━━━ Dataset records
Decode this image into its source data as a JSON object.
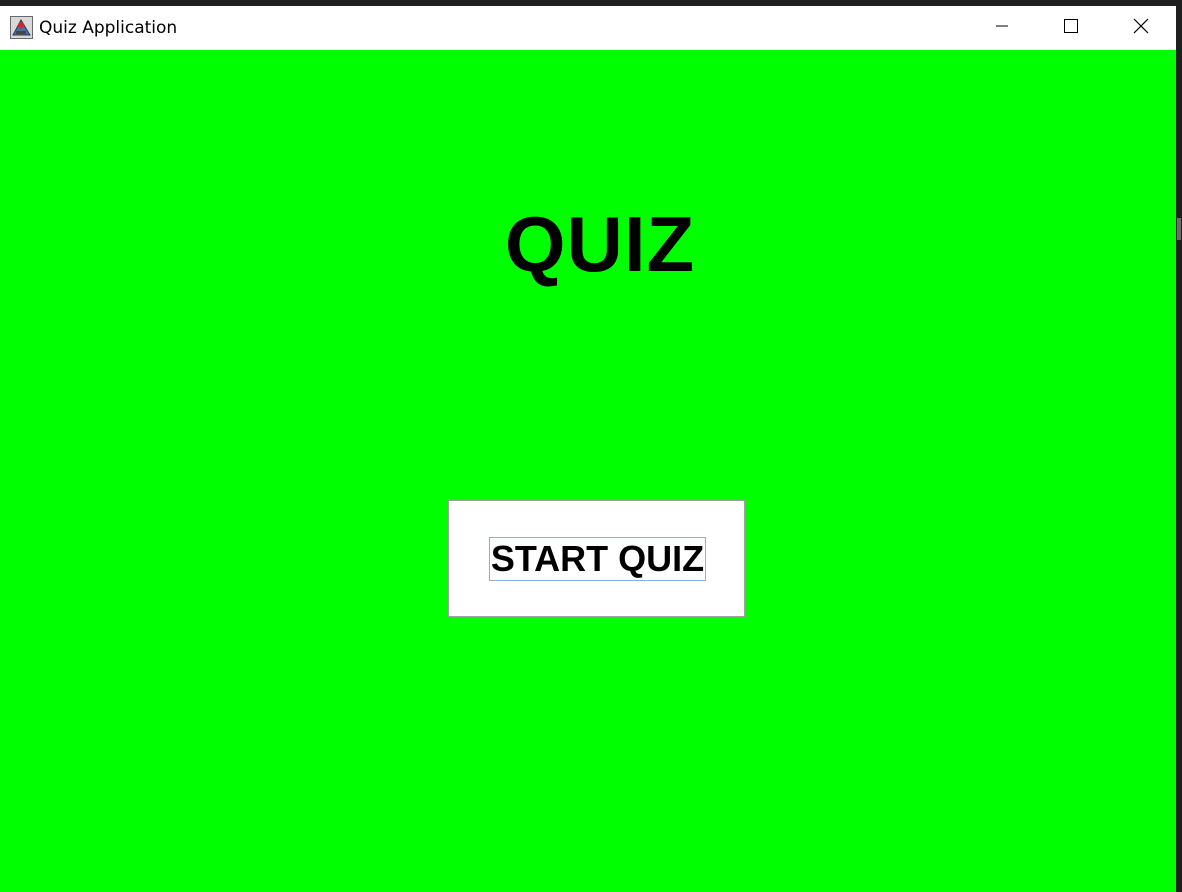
{
  "window": {
    "title": "Quiz Application",
    "controls": {
      "minimize_icon": "minimize-icon",
      "maximize_icon": "maximize-icon",
      "close_icon": "close-icon"
    }
  },
  "main": {
    "heading": "QUIZ",
    "start_button_label": "START QUIZ"
  },
  "colors": {
    "background": "#00ff00",
    "titlebar": "#ffffff",
    "text": "#000000",
    "button_background": "#ffffff",
    "focus_ring": "#8fb0d0"
  }
}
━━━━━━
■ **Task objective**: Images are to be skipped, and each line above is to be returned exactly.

■ **Result**:
Decode this image into its source data as a JSON object.
{
  "window": {
    "title": "Quiz Application",
    "controls": {
      "minimize_icon": "minimize-icon",
      "maximize_icon": "maximize-icon",
      "close_icon": "close-icon"
    }
  },
  "main": {
    "heading": "QUIZ",
    "start_button_label": "START QUIZ"
  },
  "colors": {
    "background": "#00ff00",
    "titlebar": "#ffffff",
    "text": "#000000",
    "button_background": "#ffffff",
    "focus_ring": "#8fb0d0"
  }
}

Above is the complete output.